Storytelling works great for nonprofits as showing the impact you’ve made on someone’s life is stronger when you have an authentic and compelling story to back it up. No numbers, no statistics, but instead, words, images, and videos to portray them. With effective storytelling, you not only solidify your current supporter base, but also reach out to a larger and untapped set of people by moving them with your work.
The keyword for nonprofit storytelling is emotion. It is absolutely essential for you to make an impression and strike a chord with the people watching or reading your story. In other words, it’s about appealing to the humanity that is intrinsically within all of us. But of course, with all significant things, nonprofit storytelling is easier said than done.
While some organizations are okay at it, others do a fantastic job of weaving and crafting one. In this article, let’s look at some examples of exceptional nonprofit storytelling.
Charity: water works towards providing clean water to those in need with the help of donations and volunteers. Written from a volunteer’s perspective, this story describes a well installation in Rwanda and tells us how the introduction of clean water would change the lives of a young boy, and all the villagers forever.
Credits: Esther Havens
Why it works: This story is written in a simple yet engaging manner, and provides several high-quality photographs of the boy, the other villagers, the borewell pump, and of new found clean and hygienic water. Focusing briefly on the experience of a young teenager, anyone reading this article is moved by how people struggle for commodities that most of us simply take for granted. What is especially nice about this piece is how it incorporates the impact made on the villagers and the volunteer herself as well.
Team Rubicon is an organization consisting of military veterans, medics, and volunteers who aim to provide support during the time of natural disasters. This video shows us how Team Rubicon, with help from the North Texas Honda Dealers assist victims of Hurricane Harvey in Texas by doing chainsaw work, etc while also expanding its Operations Centre in Dallas.

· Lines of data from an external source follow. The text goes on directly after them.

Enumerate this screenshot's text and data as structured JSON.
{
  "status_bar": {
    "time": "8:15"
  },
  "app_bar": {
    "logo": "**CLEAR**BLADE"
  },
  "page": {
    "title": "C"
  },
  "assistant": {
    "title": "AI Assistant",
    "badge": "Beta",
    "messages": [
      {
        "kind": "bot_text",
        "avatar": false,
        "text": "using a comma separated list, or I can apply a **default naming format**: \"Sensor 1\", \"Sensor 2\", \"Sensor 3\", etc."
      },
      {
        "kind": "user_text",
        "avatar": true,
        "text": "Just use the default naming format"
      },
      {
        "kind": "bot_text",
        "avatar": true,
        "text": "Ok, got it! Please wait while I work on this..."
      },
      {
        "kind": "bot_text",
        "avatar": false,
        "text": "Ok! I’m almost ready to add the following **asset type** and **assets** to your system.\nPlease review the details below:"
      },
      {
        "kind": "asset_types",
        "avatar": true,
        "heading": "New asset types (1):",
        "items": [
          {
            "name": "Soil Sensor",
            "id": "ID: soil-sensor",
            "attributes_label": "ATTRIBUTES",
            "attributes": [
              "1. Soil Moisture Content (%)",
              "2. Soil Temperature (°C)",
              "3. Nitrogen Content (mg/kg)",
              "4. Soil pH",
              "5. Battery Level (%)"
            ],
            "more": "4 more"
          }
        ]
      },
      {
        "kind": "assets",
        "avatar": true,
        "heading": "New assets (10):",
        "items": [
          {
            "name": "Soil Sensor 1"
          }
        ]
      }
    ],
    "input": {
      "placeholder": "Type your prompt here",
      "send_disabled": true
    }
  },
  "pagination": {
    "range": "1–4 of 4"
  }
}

Why it works: By displaying powerful imagery of the wreckage caused by the hurricane, this video shows us the extent of the terrible damage and the loss of livelihood for millions in Texas. This sense of inclusion with the two organizations coming together to better people’s lives is what forms the heart of the video. Storytelling doesn’t have to just focus on people affected (although, of course, they are the centerpiece of your story); it can also view actions through the eyes of organizations and their heartwarming collaborations along with the gratitude shared between them.
Feeding America’s mission is to end hunger by providing food throughout America with the help of food banks. This blog piece (and video) tells us the story of Lamont, a former cable company employee. After an unfortunate accident, he was unable to return to work and provide for his family and had to start visiting a local pantry to get food. But after volunteering, his life changed when he was promoted to director and was able to help others.
Credits: Colleen Callahan
Why it works: “One thing you want to never do is be able to not provide for your family” – this quote from the video tells us how humiliated Lamont felt when he had to visit a pantry, but he also talks about how feeding his family was more important than personal pride. The article and video are both short, but show him as a person in need, and this multi-channel approach is extremely effective in creating an emotional and inspiring story. The story path followed is: a man with a family and a steady job undergoes an accident and has to ask for help but he then works harder than before and ends up helping others. A storyline oft-used, and yet so relatable and heartwarming.
Habitat for Humanity
Helping families build and improve their homes, Habitat for Humanity is a nonprofit which believes in affordable housing for all. This story focuses on an 81-year-old man named Walter who didn’t have a bathroom in his house, and had to use an outhouse; quite unsuitable, especially for a man of his age. When Habitat for Humanity heard about this, they built a bathroom for him- replete with a ‘good size’ shower with grab bars and a shower seat.
Credits: Habitat for Humanity
Why it works: With a strong introduction, the story immediately pulls you in. We’re given insight into Walter’s life, when he talks about his past, about his family and his different jobs. What is affecting to read is how he gushes about his new bathroom and the staff from Habitat who were so nice to him; you unconsciously end up rooting for him. This story also takes three perspectives into account; Walter’s, his daughter’s, and Southern Crescent Habitat’s CEO’s outlooks on the story. This makes it more touching to read, and paints a fuller picture of him and his situation.
One Girl is an organization which focuses on educating girls across Africa. Featuring twins Val and Vess, this story tells us how, for their birthday, these girls decided to donate money to One Girl instead of buying presents. They also encouraged their friends to donate instead of buying birthday gifts.
Credits: Ernest Lew
Why it works: Although the piece isn’t too long, it captures your interest with the use of bright and candid photographs. The central theme is evident too – the twins are well aware of the abundance they live in as compared to girls and other people in Africa, and wanted to donate money. Inclusivity is also focused on as the money was raised by their friend circle who attended the party. It works on an emotional level as it shows us that people are aware of the inequality and poverty that is rampant in the world, and in their own little way work towards bettering our planet.
In a long and diverse list of touching nonprofit storytelling, these are just a few examples. We hope that by reading this article, your nonprofit too joins that list in creating compelling and visually affecting stories.Tags: examples, nonprofit storytelling